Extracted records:
::::

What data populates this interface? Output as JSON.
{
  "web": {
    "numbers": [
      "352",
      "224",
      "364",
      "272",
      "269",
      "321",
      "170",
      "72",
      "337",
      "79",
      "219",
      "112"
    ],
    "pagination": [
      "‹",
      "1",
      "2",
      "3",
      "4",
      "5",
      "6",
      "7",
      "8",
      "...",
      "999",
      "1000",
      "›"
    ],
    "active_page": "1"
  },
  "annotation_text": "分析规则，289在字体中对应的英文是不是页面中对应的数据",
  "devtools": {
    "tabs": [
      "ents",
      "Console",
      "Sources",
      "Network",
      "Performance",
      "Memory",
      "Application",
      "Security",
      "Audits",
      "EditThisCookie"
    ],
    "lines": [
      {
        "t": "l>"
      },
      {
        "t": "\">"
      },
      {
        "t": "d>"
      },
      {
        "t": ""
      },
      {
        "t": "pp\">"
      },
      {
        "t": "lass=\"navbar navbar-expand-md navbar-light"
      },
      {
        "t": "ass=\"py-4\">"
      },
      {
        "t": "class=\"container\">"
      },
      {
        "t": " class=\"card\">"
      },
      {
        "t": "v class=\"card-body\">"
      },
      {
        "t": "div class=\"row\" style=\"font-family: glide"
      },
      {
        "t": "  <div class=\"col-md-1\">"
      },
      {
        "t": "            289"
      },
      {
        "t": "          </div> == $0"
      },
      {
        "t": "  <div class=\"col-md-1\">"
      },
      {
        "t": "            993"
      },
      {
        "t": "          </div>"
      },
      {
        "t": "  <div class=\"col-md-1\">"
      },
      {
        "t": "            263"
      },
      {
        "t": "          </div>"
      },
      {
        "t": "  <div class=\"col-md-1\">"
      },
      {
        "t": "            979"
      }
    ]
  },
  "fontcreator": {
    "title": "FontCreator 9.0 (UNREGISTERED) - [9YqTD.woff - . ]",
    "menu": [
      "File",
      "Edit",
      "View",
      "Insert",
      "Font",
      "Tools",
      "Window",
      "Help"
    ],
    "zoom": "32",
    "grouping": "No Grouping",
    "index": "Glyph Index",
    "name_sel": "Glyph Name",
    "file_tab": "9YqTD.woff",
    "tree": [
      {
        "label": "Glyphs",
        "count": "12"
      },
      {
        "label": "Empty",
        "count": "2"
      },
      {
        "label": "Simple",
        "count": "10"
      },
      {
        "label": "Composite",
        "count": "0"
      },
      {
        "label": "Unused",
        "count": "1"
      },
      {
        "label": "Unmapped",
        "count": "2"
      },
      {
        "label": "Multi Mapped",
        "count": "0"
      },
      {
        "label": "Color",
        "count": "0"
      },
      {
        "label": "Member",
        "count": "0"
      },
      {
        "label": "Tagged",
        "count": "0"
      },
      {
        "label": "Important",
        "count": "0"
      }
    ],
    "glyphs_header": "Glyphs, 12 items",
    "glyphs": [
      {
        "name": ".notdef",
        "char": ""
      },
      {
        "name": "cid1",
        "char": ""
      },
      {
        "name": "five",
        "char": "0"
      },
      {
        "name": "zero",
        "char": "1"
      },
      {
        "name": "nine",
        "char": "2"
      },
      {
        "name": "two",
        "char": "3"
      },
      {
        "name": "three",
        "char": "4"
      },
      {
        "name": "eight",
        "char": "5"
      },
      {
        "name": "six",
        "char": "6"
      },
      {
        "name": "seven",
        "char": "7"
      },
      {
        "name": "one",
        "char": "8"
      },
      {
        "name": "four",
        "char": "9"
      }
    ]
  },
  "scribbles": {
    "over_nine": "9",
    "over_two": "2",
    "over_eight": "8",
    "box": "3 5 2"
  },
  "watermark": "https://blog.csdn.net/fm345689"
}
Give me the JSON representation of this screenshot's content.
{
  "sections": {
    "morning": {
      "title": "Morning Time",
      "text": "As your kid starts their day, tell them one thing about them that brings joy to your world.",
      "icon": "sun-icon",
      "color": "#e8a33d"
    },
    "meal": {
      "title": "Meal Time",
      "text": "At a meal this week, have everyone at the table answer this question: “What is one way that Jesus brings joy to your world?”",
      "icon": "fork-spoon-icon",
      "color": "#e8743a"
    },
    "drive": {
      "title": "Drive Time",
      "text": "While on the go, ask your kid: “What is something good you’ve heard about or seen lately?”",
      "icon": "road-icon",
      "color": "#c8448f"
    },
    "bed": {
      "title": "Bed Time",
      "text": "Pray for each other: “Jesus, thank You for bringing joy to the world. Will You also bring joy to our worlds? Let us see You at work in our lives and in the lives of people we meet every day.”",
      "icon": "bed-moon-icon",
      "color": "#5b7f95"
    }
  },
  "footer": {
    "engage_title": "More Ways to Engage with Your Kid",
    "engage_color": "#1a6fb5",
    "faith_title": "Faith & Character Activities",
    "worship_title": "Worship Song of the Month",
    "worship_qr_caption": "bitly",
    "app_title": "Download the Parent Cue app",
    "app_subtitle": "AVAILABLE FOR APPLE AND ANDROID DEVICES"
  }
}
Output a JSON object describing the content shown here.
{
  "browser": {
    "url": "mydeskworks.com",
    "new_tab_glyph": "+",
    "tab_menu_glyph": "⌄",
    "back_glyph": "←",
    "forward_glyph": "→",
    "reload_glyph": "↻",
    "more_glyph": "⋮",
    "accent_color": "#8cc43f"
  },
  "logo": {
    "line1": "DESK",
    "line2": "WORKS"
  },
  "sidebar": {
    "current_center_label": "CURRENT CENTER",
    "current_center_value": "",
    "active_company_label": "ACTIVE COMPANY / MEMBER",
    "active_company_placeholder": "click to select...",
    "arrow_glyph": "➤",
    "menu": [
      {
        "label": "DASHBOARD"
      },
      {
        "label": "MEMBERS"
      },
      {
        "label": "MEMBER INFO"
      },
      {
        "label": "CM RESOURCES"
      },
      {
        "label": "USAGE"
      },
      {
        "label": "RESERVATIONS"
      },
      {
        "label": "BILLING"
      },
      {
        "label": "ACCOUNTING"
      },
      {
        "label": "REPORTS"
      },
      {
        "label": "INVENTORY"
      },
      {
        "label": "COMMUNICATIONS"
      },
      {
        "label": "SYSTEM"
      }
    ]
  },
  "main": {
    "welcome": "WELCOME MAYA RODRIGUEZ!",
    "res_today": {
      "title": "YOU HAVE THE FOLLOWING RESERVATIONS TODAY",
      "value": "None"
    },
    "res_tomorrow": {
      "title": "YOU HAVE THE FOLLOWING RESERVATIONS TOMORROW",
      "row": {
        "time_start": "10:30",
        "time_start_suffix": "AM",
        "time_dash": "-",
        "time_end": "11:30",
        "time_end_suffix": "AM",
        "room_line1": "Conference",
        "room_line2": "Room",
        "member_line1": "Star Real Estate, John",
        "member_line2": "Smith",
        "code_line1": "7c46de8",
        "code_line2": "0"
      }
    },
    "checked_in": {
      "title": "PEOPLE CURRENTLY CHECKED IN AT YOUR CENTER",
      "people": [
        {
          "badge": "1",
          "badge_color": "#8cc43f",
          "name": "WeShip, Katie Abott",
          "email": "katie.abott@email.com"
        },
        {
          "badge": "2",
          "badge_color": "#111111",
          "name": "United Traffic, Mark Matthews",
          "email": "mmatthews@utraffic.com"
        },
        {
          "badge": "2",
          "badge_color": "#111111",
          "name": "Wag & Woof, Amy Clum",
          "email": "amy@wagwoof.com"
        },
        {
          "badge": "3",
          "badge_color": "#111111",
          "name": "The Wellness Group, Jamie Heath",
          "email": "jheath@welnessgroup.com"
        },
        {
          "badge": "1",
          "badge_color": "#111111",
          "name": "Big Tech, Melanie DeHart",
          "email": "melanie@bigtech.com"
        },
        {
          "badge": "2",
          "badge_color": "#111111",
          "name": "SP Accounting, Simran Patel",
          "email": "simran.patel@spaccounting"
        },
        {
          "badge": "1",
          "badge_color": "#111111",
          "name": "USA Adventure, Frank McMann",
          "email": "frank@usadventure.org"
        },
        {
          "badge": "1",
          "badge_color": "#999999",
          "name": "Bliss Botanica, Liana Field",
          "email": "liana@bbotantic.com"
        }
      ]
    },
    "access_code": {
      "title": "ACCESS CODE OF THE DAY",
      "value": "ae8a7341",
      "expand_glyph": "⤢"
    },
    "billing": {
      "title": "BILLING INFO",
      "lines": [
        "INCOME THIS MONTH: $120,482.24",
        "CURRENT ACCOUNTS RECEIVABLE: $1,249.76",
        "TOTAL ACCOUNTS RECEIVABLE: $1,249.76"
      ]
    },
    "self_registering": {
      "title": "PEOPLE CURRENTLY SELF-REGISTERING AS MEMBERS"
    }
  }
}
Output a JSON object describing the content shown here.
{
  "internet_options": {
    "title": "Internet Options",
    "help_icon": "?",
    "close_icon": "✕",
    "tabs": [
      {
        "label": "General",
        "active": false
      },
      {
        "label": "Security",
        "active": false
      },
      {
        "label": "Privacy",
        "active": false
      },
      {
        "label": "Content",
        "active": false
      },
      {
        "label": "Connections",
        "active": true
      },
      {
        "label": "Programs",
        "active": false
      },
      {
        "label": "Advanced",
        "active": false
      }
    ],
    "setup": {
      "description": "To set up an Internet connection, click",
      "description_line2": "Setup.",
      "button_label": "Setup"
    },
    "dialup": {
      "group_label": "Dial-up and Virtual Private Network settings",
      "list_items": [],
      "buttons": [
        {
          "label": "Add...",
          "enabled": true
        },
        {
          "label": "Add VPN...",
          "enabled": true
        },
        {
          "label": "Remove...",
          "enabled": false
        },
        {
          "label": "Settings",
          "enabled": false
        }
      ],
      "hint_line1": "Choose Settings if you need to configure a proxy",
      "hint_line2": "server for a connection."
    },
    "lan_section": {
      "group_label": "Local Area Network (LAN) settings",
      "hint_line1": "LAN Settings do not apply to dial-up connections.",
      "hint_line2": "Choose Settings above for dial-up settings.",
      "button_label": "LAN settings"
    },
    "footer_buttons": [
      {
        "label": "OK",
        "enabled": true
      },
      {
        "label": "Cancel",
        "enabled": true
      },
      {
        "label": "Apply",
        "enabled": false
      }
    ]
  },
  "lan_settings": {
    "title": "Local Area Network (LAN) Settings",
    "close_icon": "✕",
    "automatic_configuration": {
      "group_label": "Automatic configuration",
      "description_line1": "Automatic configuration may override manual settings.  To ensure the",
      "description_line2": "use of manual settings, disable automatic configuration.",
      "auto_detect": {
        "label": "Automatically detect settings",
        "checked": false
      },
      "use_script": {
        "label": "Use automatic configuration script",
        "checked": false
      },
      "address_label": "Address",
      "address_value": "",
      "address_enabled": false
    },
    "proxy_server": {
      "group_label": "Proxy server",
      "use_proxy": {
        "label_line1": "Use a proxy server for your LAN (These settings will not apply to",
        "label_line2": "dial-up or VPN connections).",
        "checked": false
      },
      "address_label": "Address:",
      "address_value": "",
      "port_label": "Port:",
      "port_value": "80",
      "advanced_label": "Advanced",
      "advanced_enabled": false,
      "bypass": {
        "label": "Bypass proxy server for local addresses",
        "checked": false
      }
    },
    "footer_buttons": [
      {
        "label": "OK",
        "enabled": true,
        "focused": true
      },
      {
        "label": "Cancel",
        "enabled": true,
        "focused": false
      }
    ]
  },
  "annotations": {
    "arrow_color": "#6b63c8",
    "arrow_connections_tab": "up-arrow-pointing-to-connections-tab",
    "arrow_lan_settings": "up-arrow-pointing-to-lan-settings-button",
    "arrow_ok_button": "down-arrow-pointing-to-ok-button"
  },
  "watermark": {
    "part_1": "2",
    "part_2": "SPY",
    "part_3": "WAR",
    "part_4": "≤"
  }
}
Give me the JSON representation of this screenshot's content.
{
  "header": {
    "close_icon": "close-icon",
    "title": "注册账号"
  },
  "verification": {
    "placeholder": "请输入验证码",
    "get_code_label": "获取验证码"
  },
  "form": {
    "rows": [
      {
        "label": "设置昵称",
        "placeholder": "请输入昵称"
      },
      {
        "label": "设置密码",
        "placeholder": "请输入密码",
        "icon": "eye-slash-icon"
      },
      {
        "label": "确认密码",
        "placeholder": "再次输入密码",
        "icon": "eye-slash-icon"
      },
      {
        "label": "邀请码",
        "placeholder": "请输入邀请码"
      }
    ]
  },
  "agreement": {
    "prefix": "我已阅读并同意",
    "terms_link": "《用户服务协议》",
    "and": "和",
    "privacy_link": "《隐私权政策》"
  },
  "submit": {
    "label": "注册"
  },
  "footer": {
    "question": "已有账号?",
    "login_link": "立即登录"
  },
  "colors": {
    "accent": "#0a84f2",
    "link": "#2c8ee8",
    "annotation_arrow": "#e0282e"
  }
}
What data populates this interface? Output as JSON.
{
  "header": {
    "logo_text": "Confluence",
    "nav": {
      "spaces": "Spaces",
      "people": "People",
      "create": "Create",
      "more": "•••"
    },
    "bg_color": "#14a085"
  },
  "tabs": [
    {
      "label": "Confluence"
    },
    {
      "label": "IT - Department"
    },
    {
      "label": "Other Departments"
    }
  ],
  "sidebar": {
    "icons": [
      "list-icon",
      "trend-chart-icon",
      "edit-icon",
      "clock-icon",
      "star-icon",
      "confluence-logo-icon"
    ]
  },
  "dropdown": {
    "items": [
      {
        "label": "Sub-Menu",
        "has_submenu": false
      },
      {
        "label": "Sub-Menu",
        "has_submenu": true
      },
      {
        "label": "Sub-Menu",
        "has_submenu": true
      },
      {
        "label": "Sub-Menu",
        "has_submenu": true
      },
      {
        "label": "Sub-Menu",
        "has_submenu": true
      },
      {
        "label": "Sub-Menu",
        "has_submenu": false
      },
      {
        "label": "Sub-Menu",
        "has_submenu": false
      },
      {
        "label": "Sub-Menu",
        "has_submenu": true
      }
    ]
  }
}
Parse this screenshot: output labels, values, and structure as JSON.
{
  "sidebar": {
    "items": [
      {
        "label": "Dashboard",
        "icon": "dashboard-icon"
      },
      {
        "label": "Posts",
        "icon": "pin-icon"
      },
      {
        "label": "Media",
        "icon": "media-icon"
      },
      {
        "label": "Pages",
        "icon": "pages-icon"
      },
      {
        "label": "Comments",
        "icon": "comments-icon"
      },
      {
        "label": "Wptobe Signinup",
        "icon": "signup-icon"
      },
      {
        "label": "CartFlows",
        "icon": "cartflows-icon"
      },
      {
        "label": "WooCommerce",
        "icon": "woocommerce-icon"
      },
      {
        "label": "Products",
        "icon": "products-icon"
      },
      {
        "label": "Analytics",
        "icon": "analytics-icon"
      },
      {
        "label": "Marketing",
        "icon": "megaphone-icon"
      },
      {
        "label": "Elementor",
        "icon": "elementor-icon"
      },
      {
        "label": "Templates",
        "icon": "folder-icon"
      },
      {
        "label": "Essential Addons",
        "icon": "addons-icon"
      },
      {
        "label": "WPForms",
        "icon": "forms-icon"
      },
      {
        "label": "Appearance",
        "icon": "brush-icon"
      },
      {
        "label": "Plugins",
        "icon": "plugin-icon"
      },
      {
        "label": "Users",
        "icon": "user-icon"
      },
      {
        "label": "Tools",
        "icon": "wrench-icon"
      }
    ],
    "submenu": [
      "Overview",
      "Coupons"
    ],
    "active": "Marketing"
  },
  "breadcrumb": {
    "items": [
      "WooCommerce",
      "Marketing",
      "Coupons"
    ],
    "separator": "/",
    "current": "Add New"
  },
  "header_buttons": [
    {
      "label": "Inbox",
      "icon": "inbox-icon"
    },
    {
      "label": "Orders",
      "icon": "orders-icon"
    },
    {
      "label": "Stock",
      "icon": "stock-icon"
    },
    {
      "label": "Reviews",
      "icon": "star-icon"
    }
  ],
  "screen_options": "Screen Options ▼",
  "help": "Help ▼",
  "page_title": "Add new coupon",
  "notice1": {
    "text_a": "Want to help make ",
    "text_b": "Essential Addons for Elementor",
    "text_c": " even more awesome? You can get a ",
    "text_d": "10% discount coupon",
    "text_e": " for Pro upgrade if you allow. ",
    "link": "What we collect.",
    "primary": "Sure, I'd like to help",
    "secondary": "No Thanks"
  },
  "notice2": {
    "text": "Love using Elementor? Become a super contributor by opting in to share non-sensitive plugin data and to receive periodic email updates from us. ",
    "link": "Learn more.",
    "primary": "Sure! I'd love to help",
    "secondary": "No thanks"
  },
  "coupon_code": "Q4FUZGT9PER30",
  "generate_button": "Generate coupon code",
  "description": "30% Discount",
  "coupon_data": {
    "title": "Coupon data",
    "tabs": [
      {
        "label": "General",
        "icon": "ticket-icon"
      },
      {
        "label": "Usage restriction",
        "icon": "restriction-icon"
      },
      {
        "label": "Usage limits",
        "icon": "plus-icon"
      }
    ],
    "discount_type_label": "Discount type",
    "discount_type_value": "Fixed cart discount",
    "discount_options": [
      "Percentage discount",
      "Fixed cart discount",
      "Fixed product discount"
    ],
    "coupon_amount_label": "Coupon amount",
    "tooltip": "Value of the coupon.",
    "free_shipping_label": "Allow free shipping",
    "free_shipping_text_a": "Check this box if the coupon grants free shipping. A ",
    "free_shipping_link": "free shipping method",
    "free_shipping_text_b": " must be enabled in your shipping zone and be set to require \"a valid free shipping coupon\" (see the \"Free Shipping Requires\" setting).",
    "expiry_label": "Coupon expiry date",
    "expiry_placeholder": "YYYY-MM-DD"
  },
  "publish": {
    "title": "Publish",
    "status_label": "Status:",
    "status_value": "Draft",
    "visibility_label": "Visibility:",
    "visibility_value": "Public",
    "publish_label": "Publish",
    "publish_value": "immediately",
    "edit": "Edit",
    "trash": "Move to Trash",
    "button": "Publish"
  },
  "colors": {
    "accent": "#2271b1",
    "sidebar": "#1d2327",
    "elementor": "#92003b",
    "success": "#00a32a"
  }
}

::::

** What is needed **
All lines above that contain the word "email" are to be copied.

** Solved exercise **
          "email": "katie.abott@email.com"
          "email": "mmatthews@utraffic.com"
          "email": "amy@wagwoof.com"
          "email": "jheath@welnessgroup.com"
          "email": "melanie@bigtech.com"
          "email": "simran.patel@spaccounting"
          "email": "frank@usadventure.org"
          "email": "liana@bbotantic.com"
    "text": "Love using Elementor? Become a super contributor by opting in to share non-sensitive plugin data and to receive periodic email updates from us. ",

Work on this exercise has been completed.